Thoreau 1966, 131). Walden provides the answer to this rather misconceived question: it is not a matter of rights at all but an affair of the human imagination. For the most part, we are not where we are, but in a false position. Through an infirmity of our natures, we suppose a case, and put ourselves into it, and hence are in two cases at the same time, and it is doubly difficult to get out. (Thoreau 1966, 217) Propertyindeed, the entire reified worldoriginates in that infirmity, that locus of desire which provokes us to suppose a case; human social existence at its meanest is strung out between the supposed case of property and what Thoreau calls "the case that is" (Thoreau 1966, 218).
This is why any attempt to see our literary movements as revolutionary always seems overwrought, just as our few attempts at radical political reform seem so hopelessly literary. The missing social and political ingredient of American Modernism, and it was missing from the first, cannot be overemphasized. (Newman 1985, 52) Because American literature since Emerson and Melville has as much of a claim to being called "modern" as any literature, American or European, in the twentieth century, I believe that exactly the opposite of Newman's generalization in the final sentence above best describes the relation of culture and politics in America.

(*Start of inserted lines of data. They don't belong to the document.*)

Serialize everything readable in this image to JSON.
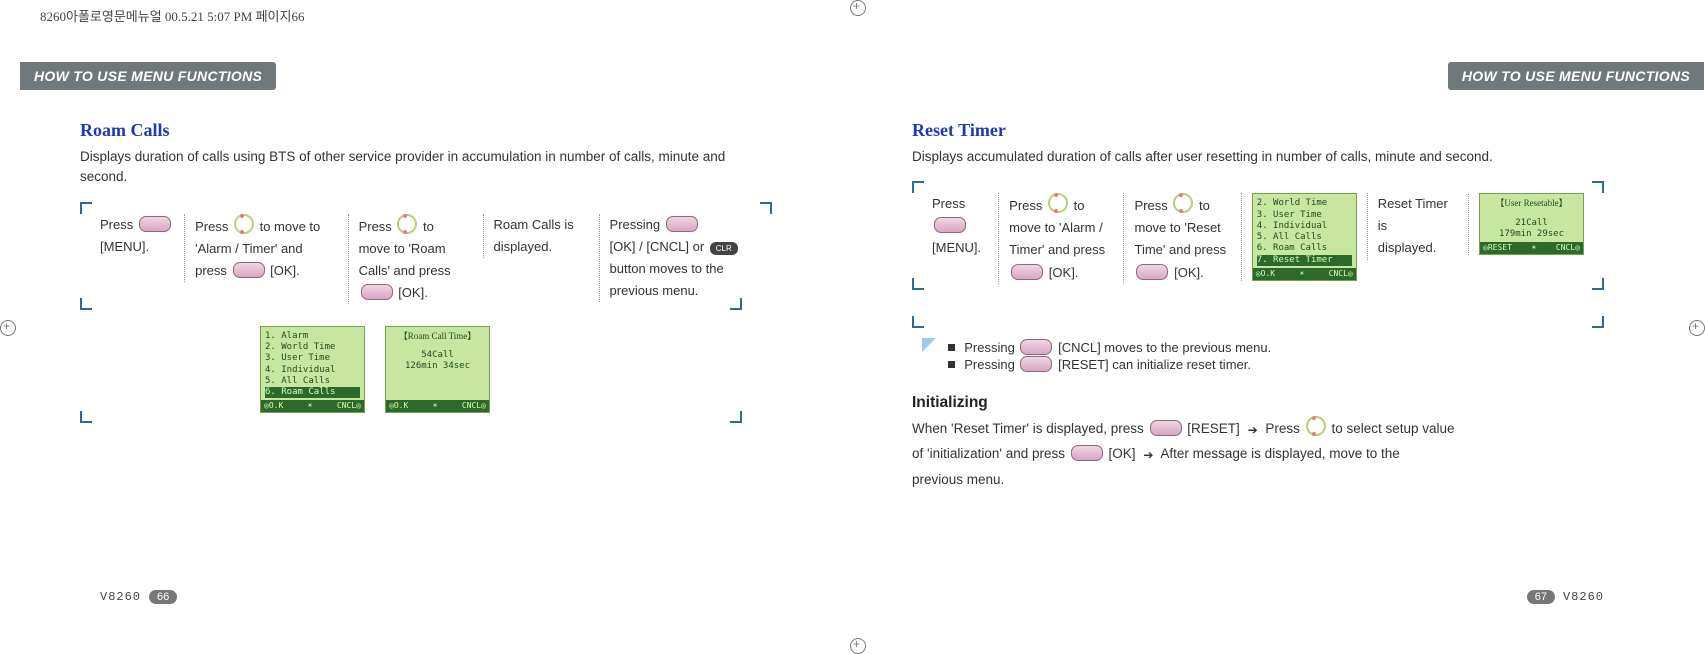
{
  "crop_note": "8260아폴로영문메뉴얼  00.5.21 5:07 PM  페이지66",
  "tab_label": "HOW TO USE MENU FUNCTIONS",
  "left_page": {
    "title": "Roam Calls",
    "desc": "Displays duration of calls using BTS of other service provider in accumulation in number of calls, minute and second.",
    "steps": {
      "s1_a": "Press",
      "s1_b": "[MENU].",
      "s2_a": "Press",
      "s2_b": "to move to",
      "s2_c": "'Alarm / Timer' and",
      "s2_d": "press",
      "s2_e": "[OK].",
      "s3_a": "Press",
      "s3_b": "to",
      "s3_c": "move to 'Roam",
      "s3_d": "Calls' and press",
      "s3_e": "[OK].",
      "s4_a": "Roam Calls is",
      "s4_b": "displayed.",
      "s5_a": "Pressing",
      "s5_b": "[OK] / [CNCL] or",
      "s5_c": "button moves to the",
      "s5_d": "previous menu."
    },
    "screen_menu": {
      "l1": "1. Alarm",
      "l2": "2. World Time",
      "l3": "3. User Time",
      "l4": "4. Individual",
      "l5": "5. All Calls",
      "hl": "6. Roam Calls",
      "bar_l": "◎O.K",
      "bar_r": "CNCL◎"
    },
    "screen_result": {
      "title": "【Roam Call Time】",
      "c1": "54Call",
      "c2": "126min 34sec",
      "bar_l": "◎O.K",
      "bar_r": "CNCL◎"
    },
    "model": "V8260",
    "page_no": "66"
  },
  "right_page": {
    "title": "Reset Timer",
    "desc": "Displays accumulated duration of calls after user resetting in number of calls, minute and second.",
    "steps": {
      "s1_a": "Press",
      "s1_b": "[MENU].",
      "s2_a": "Press",
      "s2_b": "to",
      "s2_c": "move to 'Alarm /",
      "s2_d": "Timer' and press",
      "s2_e": "[OK].",
      "s3_a": "Press",
      "s3_b": "to",
      "s3_c": "move to 'Reset",
      "s3_d": "Time' and press",
      "s3_e": "[OK].",
      "s5_a": "Reset Timer is",
      "s5_b": "displayed."
    },
    "screen_menu": {
      "l1": "2. World Time",
      "l2": "3. User Time",
      "l3": "4. Individual",
      "l4": "5. All Calls",
      "l5": "6. Roam Calls",
      "hl": "7. Reset Timer",
      "bar_l": "◎O.K",
      "bar_r": "CNCL◎"
    },
    "screen_result": {
      "title": "【User Resetable】",
      "c1": "21Call",
      "c2": "179min 29sec",
      "bar_l": "◎RESET",
      "bar_r": "CNCL◎"
    },
    "notes": {
      "n1a": "Pressing",
      "n1b": "[CNCL] moves to the previous menu.",
      "n2a": "Pressing",
      "n2b": "[RESET] can initialize reset timer."
    },
    "initializing": {
      "heading": "Initializing",
      "p1a": "When 'Reset Timer' is displayed, press",
      "p1b": "[RESET]",
      "p1c": "Press",
      "p1d": "to select setup value",
      "p2a": "of 'initialization' and press",
      "p2b": "[OK]",
      "p2c": "After message is displayed, move to the",
      "p3": "previous menu."
    },
    "model": "V8260",
    "page_no": "67"
  },
  "clr_label": "CLR"
}
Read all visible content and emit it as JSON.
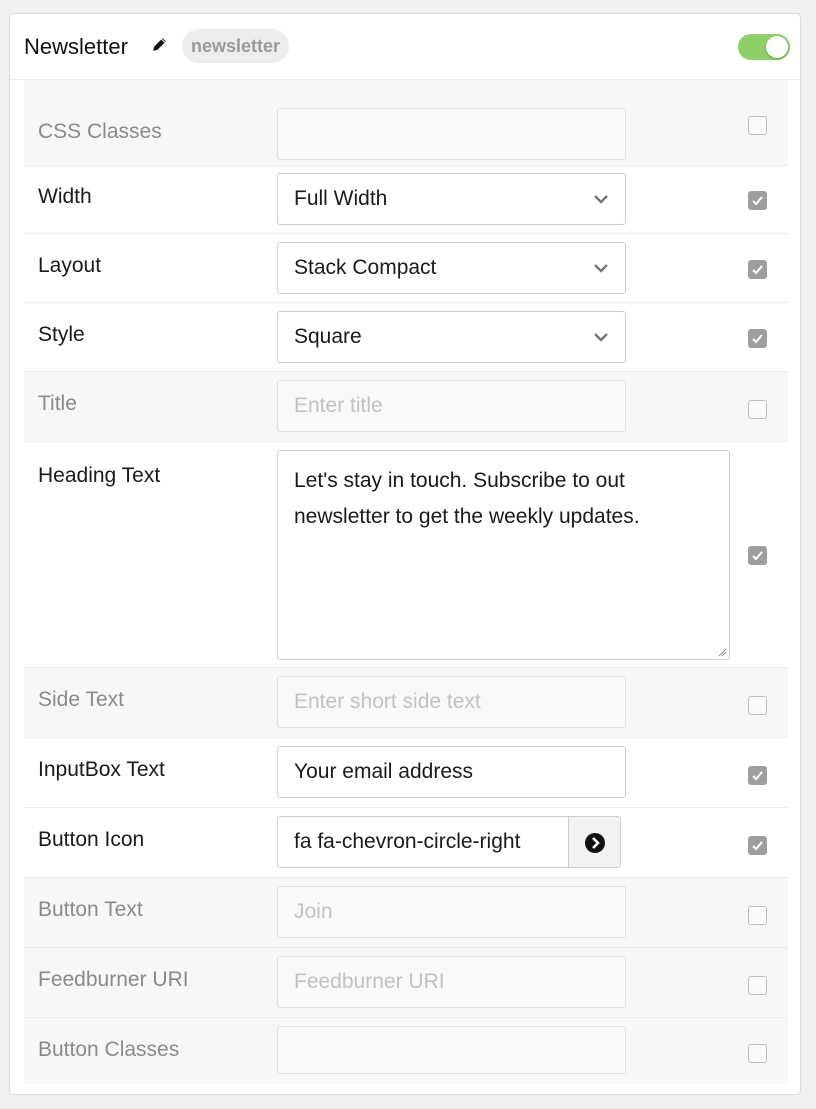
{
  "header": {
    "title": "Newsletter",
    "badge": "newsletter",
    "enabled": true
  },
  "colors": {
    "toggle_on": "#8cd067",
    "checkbox_checked": "#9e9e9e"
  },
  "fields": {
    "css_classes": {
      "label": "CSS Classes",
      "value": "",
      "placeholder": "",
      "checked": false
    },
    "width": {
      "label": "Width",
      "value": "Full Width",
      "checked": true
    },
    "layout": {
      "label": "Layout",
      "value": "Stack Compact",
      "checked": true
    },
    "style": {
      "label": "Style",
      "value": "Square",
      "checked": true
    },
    "title": {
      "label": "Title",
      "value": "",
      "placeholder": "Enter title",
      "checked": false
    },
    "heading_text": {
      "label": "Heading Text",
      "value": "Let's stay in touch. Subscribe to out newsletter to get the weekly updates.",
      "checked": true
    },
    "side_text": {
      "label": "Side Text",
      "value": "",
      "placeholder": "Enter short side text",
      "checked": false
    },
    "inputbox_text": {
      "label": "InputBox Text",
      "value": "Your email address",
      "checked": true
    },
    "button_icon": {
      "label": "Button Icon",
      "value": "fa fa-chevron-circle-right",
      "icon": "chevron-circle-right-icon",
      "checked": true
    },
    "button_text": {
      "label": "Button Text",
      "value": "",
      "placeholder": "Join",
      "checked": false
    },
    "feedburner_uri": {
      "label": "Feedburner URI",
      "value": "",
      "placeholder": "Feedburner URI",
      "checked": false
    },
    "button_classes": {
      "label": "Button Classes",
      "value": "",
      "placeholder": "",
      "checked": false
    }
  }
}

Thoreau implies that "Sandy Pond" is better because it connects more completely with Page 28 the distinctive features of this particular body of water. "Flints' Pond," by contrast, connects with none of these features but quite well with the distinctive features of the farmer: his greed, presumptuousness, egotism, stupidity, etc. Thoreau recognizes that the different names have different meanings: did he not, he would have nothing to say about property, or about a good many other topics in Walden.